Sap & Syrup

  •  Syrup tester Tony Sirios on the job at Bascom Maple Farms in Alstead, N.H., one of the biggest bulk syrup buyers in the U.S.

  •  Drums stacking up at Bascom Maple Farms in Alstead, N.H., one of the biggest bulk buyers in the U.S. Owner Bruce Bascom reports that retail growth for syrup is upwards of 10 percent per year.

  •  Tony Sirios offloads barrels at Bascom Maple Farms in Alstead, N.H.

Syrup demand continues at an all-time high

But bulk prices keep dropping

By PETER GREGG | FEB. 23, 2018

MIDDLEBURY, Vt.—As sugarmakers go into another season, bulk prices are holding low.  But demand for syrup is at an all time high.

“Demand is very good and we’re very bullish on the future,” said John Kingston, chief executive officer of Butternut Mountain Farms in Morrisville, Vt., one of the biggest bulk syrup buyers in the U.S.

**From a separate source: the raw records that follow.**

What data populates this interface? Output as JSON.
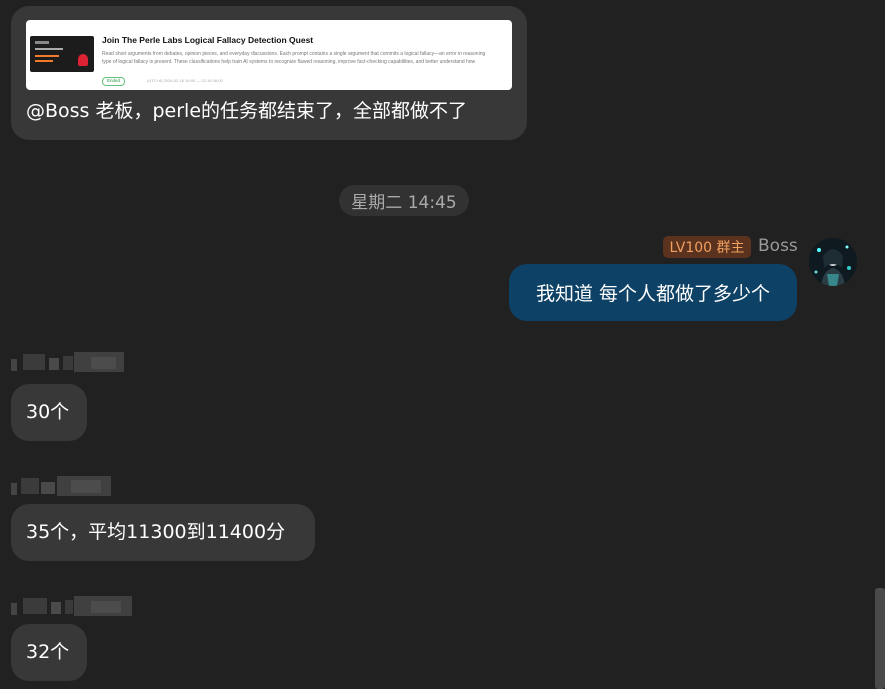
{
  "shared_message": {
    "card_title": "Join The Perle Labs Logical Fallacy Detection Quest",
    "card_desc_line1": "Read short arguments from debates, opinion pieces, and everyday discussions. Each prompt contains a single argument that commits a logical fallacy—an error in reasoning",
    "card_desc_line2": "type of logical fallacy is present. These classifications help train AI systems to recognize flawed reasoning, improve fact-checking capabilities, and better understand how",
    "card_badge": "Ended",
    "card_meta": "(UTC+8) 2026-02-16 16:00 — 02-18 08:00",
    "text": "@Boss 老板，perle的任务都结束了，全部都做不了"
  },
  "time_divider": "星期二 14:45",
  "boss_message": {
    "badge": "LV100 群主",
    "sender": "Boss",
    "text": "我知道 每个人都做了多少个"
  },
  "replies": [
    {
      "text": "30个"
    },
    {
      "text": "35个，平均11300到11400分"
    },
    {
      "text": "32个"
    }
  ],
  "colors": {
    "background": "#212121",
    "bubble_incoming": "#383838",
    "bubble_outgoing": "#0e4166",
    "badge_text": "#f0a060",
    "badge_bg": "#5a321d"
  }
}
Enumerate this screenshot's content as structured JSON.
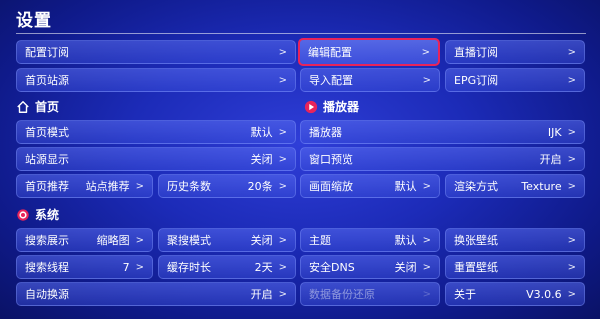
{
  "title": "设置",
  "top": {
    "config_sub": "配置订阅",
    "edit_config": "编辑配置",
    "live_sub": "直播订阅",
    "home_site": "首页站源",
    "import_config": "导入配置",
    "epg_sub": "EPG订阅"
  },
  "home": {
    "section": "首页",
    "mode": {
      "label": "首页模式",
      "value": "默认"
    },
    "site_display": {
      "label": "站源显示",
      "value": "关闭"
    },
    "recommend": {
      "label": "首页推荐",
      "value": "站点推荐"
    },
    "history": {
      "label": "历史条数",
      "value": "20条"
    }
  },
  "player": {
    "section": "播放器",
    "player": {
      "label": "播放器",
      "value": "IJK"
    },
    "preview": {
      "label": "窗口预览",
      "value": "开启"
    },
    "scale": {
      "label": "画面缩放",
      "value": "默认"
    },
    "render": {
      "label": "渲染方式",
      "value": "Texture"
    }
  },
  "system": {
    "section": "系统",
    "search_display": {
      "label": "搜索展示",
      "value": "缩略图"
    },
    "agg_mode": {
      "label": "聚搜模式",
      "value": "关闭"
    },
    "theme": {
      "label": "主题",
      "value": "默认"
    },
    "change_wallpaper": {
      "label": "换张壁纸"
    },
    "search_threads": {
      "label": "搜索线程",
      "value": "7"
    },
    "cache_time": {
      "label": "缓存时长",
      "value": "2天"
    },
    "safe_dns": {
      "label": "安全DNS",
      "value": "关闭"
    },
    "reset_wallpaper": {
      "label": "重置壁纸"
    },
    "auto_switch": {
      "label": "自动换源",
      "value": "开启"
    },
    "backup_restore": {
      "label": "数据备份还原"
    },
    "about": {
      "label": "关于",
      "value": "V3.0.6"
    }
  },
  "chevron": ">",
  "colors": {
    "highlight": "#e8245a",
    "bg": "#1c2bb8"
  }
}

“Demand has doubled in the past ten years,” he said.

Kingston said that consumer demand for syrup was the perhaps the highest it’s ever been during the second half of 2017.

Bruce Bascom, owner of Bascom Maple Farms in Alstead, N.H. also said that demand for syrup is through the roof.

“Sales are unprecedented,” Bascom said.  “It’s the best I’ve ever seen.”

Bascom said the industry is growing at a pace of 7 percent per year

Both men were featured speakers at the Addison County Sugar Makers Association annual conference in Middlebury, Vt. on Jan. 13.  

While Kingston and Bascom were optimistic about future sales, they dampened sprits on the prices paid back to the producer.

Bascom said he has enough syrup in storage to last until August of this year.  And Kingston said his company is not taking new syrup in.

In both the U.S. and Canada, producers made back to back record breaking crops in 2016 and 2017, putting a glut of syrup on the market despite the increase in syrup sales.

In Quebec, the Federation of Quebec Maple Producers has more than 100 million pounds of syrup in its strategic reserve warehouses throughout the province.

In Vermont, the tap count has doubled in the past ten years.

Bascom said the prices he is paying for bulk syrup is $2.10 per pound for light grades, $2.00 for the medium grades and $1.90 for dark and $1.75 and less for the very dark and commercial grades.

He said he expects those prices to drop even further if there is another big crop.

As a new season gets underway, expansion and increases in tap counts still appears to be growing.  Manufacturers are booked solid with orders and technology continues to advance.

“Tubing sales are bigger this year then they were last year,” said Bascom, who is also a leading equipment dealer.